__EXERCISE BRIEF__:
Wherever the word "title" shows up in the data, report the line it sits in.

__Dataset rows for apps and sites__:
# # # #
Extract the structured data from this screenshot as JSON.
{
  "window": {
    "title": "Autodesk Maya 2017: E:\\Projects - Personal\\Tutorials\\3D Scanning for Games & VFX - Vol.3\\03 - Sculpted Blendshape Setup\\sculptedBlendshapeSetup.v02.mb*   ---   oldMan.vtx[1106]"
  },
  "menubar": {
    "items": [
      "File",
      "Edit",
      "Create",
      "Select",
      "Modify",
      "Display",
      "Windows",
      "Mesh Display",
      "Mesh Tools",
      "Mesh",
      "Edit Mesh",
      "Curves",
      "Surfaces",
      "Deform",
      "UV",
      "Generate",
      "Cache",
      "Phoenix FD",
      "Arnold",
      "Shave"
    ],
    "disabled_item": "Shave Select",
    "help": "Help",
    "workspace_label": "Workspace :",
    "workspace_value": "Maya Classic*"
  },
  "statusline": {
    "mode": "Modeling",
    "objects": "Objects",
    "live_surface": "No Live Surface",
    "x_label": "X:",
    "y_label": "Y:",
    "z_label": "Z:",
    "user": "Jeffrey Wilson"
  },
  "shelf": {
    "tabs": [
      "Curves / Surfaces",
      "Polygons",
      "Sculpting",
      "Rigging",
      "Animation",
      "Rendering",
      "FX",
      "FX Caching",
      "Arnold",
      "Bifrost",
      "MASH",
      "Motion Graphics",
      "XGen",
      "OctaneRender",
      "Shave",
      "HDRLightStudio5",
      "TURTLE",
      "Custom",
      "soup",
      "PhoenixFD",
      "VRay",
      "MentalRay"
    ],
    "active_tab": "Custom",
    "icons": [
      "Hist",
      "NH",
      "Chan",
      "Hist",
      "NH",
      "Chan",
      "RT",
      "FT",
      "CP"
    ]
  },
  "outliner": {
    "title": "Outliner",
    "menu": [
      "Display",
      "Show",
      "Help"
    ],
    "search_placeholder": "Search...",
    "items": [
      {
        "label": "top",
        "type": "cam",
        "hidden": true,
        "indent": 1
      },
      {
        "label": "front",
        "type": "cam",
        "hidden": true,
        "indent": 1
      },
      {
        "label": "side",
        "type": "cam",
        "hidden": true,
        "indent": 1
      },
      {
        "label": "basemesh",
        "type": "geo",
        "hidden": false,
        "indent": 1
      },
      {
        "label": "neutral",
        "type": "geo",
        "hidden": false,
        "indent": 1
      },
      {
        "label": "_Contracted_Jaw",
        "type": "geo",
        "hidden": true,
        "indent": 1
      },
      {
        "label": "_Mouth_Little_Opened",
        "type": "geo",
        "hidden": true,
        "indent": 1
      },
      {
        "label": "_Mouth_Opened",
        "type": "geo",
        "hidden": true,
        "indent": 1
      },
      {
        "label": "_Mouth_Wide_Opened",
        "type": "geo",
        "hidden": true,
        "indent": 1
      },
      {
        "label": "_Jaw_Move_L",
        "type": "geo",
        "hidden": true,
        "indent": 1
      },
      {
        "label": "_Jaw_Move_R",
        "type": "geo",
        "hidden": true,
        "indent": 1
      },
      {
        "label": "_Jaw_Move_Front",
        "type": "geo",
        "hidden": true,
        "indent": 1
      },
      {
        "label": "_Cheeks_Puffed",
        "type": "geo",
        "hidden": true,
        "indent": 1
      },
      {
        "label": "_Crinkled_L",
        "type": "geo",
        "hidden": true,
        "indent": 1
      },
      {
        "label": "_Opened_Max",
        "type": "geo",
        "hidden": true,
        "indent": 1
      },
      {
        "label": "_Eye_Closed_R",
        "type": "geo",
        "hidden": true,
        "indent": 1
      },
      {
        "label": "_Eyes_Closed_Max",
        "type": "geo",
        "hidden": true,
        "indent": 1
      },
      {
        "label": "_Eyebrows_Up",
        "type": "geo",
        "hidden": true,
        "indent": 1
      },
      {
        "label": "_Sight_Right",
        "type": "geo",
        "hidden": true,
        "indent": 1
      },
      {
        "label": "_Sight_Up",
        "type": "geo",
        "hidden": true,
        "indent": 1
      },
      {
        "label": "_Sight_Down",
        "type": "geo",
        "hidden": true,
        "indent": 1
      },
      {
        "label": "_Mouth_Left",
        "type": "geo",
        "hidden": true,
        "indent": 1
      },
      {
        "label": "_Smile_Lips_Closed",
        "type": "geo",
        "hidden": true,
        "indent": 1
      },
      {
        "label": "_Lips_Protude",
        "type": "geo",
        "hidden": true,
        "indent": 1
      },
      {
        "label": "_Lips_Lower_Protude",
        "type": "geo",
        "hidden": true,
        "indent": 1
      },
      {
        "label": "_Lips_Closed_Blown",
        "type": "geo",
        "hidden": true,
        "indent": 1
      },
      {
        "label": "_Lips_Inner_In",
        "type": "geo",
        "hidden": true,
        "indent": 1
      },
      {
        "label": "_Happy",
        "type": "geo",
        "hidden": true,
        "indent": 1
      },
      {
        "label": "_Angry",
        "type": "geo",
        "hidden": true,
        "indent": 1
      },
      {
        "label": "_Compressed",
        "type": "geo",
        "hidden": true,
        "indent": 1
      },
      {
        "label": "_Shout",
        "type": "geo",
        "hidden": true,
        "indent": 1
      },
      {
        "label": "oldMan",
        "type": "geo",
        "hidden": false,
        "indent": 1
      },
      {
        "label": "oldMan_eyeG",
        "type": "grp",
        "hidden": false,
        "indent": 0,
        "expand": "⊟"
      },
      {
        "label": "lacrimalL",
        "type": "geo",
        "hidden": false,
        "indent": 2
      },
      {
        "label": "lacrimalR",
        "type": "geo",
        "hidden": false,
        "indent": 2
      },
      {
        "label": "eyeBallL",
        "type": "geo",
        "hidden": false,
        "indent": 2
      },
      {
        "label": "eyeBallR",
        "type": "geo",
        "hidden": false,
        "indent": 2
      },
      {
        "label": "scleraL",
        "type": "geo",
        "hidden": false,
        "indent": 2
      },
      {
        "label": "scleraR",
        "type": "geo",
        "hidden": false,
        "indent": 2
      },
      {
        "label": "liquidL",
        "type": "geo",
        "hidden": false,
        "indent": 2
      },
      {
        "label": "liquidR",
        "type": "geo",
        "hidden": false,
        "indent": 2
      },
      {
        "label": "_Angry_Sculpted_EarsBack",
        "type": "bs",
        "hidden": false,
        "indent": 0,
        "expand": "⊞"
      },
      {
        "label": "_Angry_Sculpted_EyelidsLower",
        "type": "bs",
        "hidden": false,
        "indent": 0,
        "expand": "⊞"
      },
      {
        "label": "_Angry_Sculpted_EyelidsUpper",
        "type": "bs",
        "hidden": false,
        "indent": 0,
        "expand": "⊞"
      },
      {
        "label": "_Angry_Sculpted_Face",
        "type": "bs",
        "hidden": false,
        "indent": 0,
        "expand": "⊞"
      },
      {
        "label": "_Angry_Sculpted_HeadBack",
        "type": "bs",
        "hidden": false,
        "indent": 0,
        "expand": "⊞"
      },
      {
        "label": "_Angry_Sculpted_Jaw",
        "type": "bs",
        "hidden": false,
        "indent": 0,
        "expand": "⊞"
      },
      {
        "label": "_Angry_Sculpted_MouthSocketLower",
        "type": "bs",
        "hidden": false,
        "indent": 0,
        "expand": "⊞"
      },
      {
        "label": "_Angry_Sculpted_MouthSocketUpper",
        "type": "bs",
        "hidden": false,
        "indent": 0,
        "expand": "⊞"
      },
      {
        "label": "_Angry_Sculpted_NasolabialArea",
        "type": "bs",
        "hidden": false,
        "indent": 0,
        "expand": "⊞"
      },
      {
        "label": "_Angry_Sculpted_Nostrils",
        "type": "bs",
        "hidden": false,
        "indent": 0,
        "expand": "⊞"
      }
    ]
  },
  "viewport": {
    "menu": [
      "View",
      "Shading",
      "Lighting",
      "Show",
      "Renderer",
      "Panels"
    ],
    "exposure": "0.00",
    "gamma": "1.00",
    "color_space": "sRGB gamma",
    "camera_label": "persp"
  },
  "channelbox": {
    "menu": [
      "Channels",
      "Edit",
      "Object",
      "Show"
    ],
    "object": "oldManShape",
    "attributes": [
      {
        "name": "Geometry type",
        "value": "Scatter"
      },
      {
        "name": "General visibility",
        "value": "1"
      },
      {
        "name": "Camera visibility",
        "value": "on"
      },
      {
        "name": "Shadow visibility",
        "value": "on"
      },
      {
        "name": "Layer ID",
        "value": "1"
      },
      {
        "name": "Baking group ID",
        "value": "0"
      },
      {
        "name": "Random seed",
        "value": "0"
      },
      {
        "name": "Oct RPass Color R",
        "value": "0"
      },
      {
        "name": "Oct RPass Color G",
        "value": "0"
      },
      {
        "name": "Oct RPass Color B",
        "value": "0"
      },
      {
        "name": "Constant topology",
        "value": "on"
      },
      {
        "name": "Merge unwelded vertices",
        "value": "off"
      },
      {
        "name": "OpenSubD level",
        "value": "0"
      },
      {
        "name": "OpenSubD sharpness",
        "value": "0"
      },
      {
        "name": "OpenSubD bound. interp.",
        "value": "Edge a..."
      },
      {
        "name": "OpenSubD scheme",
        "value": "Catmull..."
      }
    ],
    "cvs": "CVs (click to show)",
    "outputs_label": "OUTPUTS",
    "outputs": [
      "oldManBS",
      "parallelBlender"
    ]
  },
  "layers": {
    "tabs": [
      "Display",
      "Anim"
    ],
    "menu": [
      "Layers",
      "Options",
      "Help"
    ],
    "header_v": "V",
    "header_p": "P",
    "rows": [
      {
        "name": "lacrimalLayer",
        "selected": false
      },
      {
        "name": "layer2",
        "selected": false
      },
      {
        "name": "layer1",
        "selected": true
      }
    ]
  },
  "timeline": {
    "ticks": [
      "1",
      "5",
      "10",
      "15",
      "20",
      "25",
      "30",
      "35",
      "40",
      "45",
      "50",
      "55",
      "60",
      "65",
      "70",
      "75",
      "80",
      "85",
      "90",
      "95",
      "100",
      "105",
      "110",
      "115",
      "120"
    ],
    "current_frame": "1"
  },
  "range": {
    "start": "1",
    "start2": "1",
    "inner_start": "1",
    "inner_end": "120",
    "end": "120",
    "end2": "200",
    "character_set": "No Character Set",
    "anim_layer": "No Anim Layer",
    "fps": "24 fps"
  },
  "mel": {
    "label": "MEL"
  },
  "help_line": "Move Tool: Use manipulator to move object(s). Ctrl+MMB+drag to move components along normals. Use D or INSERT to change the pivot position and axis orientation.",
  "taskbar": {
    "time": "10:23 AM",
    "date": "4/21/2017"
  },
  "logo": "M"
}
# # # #
__THE ANSWER__:
    "title": "Autodesk Maya 2017: E:\\Projects - Personal\\Tutorials\\3D Scanning for Games & VFX - Vol.3\\03 - Sculpted Blendshape Setup\\sculptedBlendshapeSetup.v02.mb*   ---   oldMan.vtx[1106]"
    "title": "Outliner",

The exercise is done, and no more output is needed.